Interaction Between Engineering Education Pedagogies and Neurodiverse Learning Styles


“Traditional” engineering education delivery – largely unchanged since the mid-20th century[1] – tends to be rigid and often unsuited or inaccessible to neurodiverse students[2]. “Neurodiversity” refers to individuals from different neurological backgrounds, including but not limited to attention-deficit/hyperactivity disorder (ADHD), bipolar disorder, post-traumatic stress disorder (PTSD), autism, etc. It has been estimated that 5.4% of U.S. college students[3] may be considered as neurologically diverse; although as high as 25% have been diagnosed with a mental health issue (typically depression or anxiety). While it is common in studies to group students based on their diagnoses, there can be important differences in performance and emotional well-being that are missed[4]. The objective of this proposal is to study the interaction between the learning styles of neurodiverse STEM students and pedagogical practices in STEM courses. Currently, universities are adapting their teaching methods to accommodate the most diverse spectra of students. Much work is focused toward establishing universal teaching practices, which generally focus on improving students’ accessibility in a course. There is exceptionally little research done on understanding neurodiverse individuals specifically within engineering programs. This is a milestone on the path toward answering other big questions; Are universal teaching practices enough to help neurodiverse individuals in engineering (and to a larger extent, STEM) disciplines? Do they provide a substantial impact? Are neurodiverse individuals achieving the learning objectives set by the professor? What unique characteristics do different neurodiverse groups bring to engineering? The first step to answering these questions is to understand the student experience. Once we know what can be improved in teaching pedagogies and understand the neurodiverse student's perspective in the classroom, we can refine our classrooms to provide the best education possible for the broadest spectra of individuals. 
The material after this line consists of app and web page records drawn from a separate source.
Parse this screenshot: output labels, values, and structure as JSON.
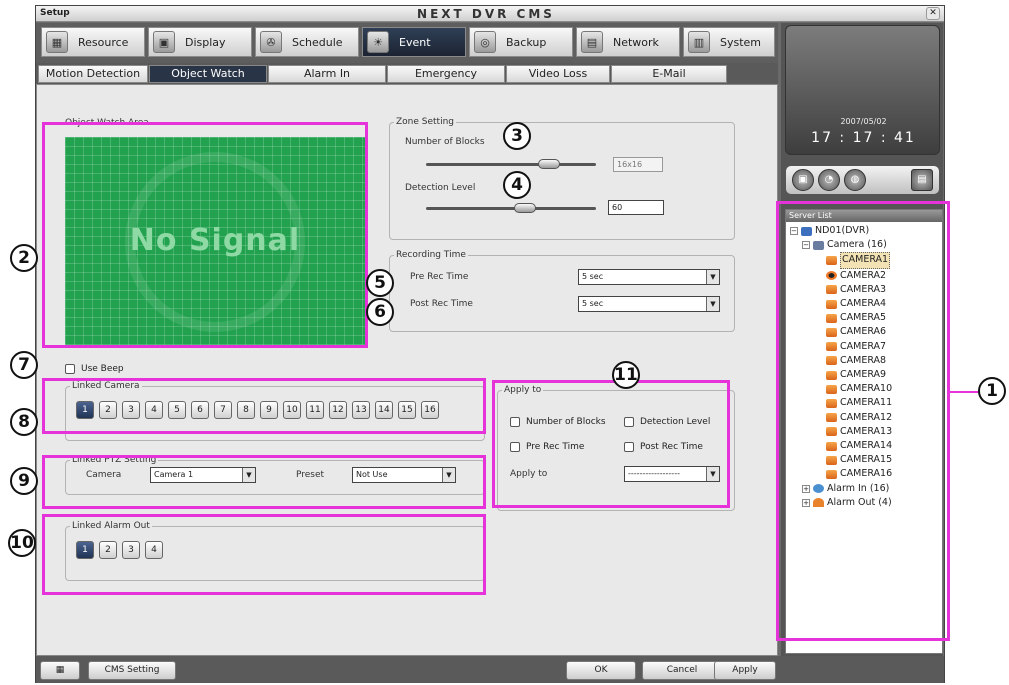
{
  "window": {
    "label": "Setup",
    "title": "NEXT DVR CMS",
    "close": "✕"
  },
  "menu": [
    {
      "label": "Resource",
      "icon": "resource-icon"
    },
    {
      "label": "Display",
      "icon": "display-icon"
    },
    {
      "label": "Schedule",
      "icon": "schedule-icon"
    },
    {
      "label": "Event",
      "icon": "event-icon"
    },
    {
      "label": "Backup",
      "icon": "backup-icon"
    },
    {
      "label": "Network",
      "icon": "network-icon"
    },
    {
      "label": "System",
      "icon": "system-icon"
    }
  ],
  "subtabs": [
    "Motion Detection",
    "Object Watch",
    "Alarm In",
    "Emergency",
    "Video Loss",
    "E-Mail"
  ],
  "object_watch": {
    "label": "Object Watch Area",
    "no_signal": "No Signal"
  },
  "zone": {
    "legend": "Zone Setting",
    "blocks_label": "Number of Blocks",
    "blocks_value": "16x16",
    "level_label": "Detection Level",
    "level_value": "60"
  },
  "recording": {
    "legend": "Recording Time",
    "pre_label": "Pre Rec Time",
    "pre_value": "5 sec",
    "post_label": "Post Rec Time",
    "post_value": "5 sec"
  },
  "beep": {
    "label": "Use Beep"
  },
  "linked_camera": {
    "legend": "Linked Camera",
    "buttons": [
      "1",
      "2",
      "3",
      "4",
      "5",
      "6",
      "7",
      "8",
      "9",
      "10",
      "11",
      "12",
      "13",
      "14",
      "15",
      "16"
    ],
    "selected": "1"
  },
  "ptz": {
    "legend": "Linked PTZ Setting",
    "camera_label": "Camera",
    "camera_value": "Camera 1",
    "preset_label": "Preset",
    "preset_value": "Not Use"
  },
  "alarm_out": {
    "legend": "Linked Alarm Out",
    "buttons": [
      "1",
      "2",
      "3",
      "4"
    ],
    "selected": "1"
  },
  "apply": {
    "legend": "Apply to",
    "blocks": "Number of Blocks",
    "level": "Detection Level",
    "pre": "Pre Rec Time",
    "post": "Post Rec Time",
    "apply_label": "Apply to",
    "apply_value": "------------------"
  },
  "bottom": {
    "cms_setting": "CMS Setting",
    "ok": "OK",
    "cancel": "Cancel",
    "apply": "Apply"
  },
  "clock": {
    "date": "2007/05/02",
    "time": "17 : 17 : 41"
  },
  "server": {
    "header": "Server List",
    "dvr": "ND01(DVR)",
    "camera_group": "Camera (16)",
    "cameras": [
      "CAMERA1",
      "CAMERA2",
      "CAMERA3",
      "CAMERA4",
      "CAMERA5",
      "CAMERA6",
      "CAMERA7",
      "CAMERA8",
      "CAMERA9",
      "CAMERA10",
      "CAMERA11",
      "CAMERA12",
      "CAMERA13",
      "CAMERA14",
      "CAMERA15",
      "CAMERA16"
    ],
    "alarm_in": "Alarm In (16)",
    "alarm_out": "Alarm Out (4)"
  },
  "callouts": [
    "1",
    "2",
    "3",
    "4",
    "5",
    "6",
    "7",
    "8",
    "9",
    "10",
    "11"
  ],
  "colors": {
    "highlight": "#e633d9",
    "active_tab": "#2a3447",
    "video_bg": "#22a24f"
  }
}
References: [1] Leydens, J.A. and Lucena, J.C. (2018) Engineering Justice – Transforming Engineering Education and Practice, IEEE PCS Professional Engineering Communication Series, Wiley and IEEE Press.
[2]Green, A. and Rabiner, D. (2012) What Do We Really Know about ADHD in College Students?, Neurotherapeutics, 9(3) 559-568.
[3] Liu, C., Stevens, C., Wong, S., Yasui, M. and Chen, J. (2018) The prevalence and predictors of mental health diagnoses and suicide among U.S. college students: Implications for addressing disparities in service use, Depression and Anxiety.
[4] Budd, J., Fichten, C., Jorgensen, M., Havel, A. and Flanagan, T. (2016) Postsecondary Students with Specific Learning Disabilities and with Attention Deficit Hyperactivity Disorder Should Not be Considered as a Unified Group For Research or Practice, Journal of Education and Training Studies, 4(4).


Jenette Phillips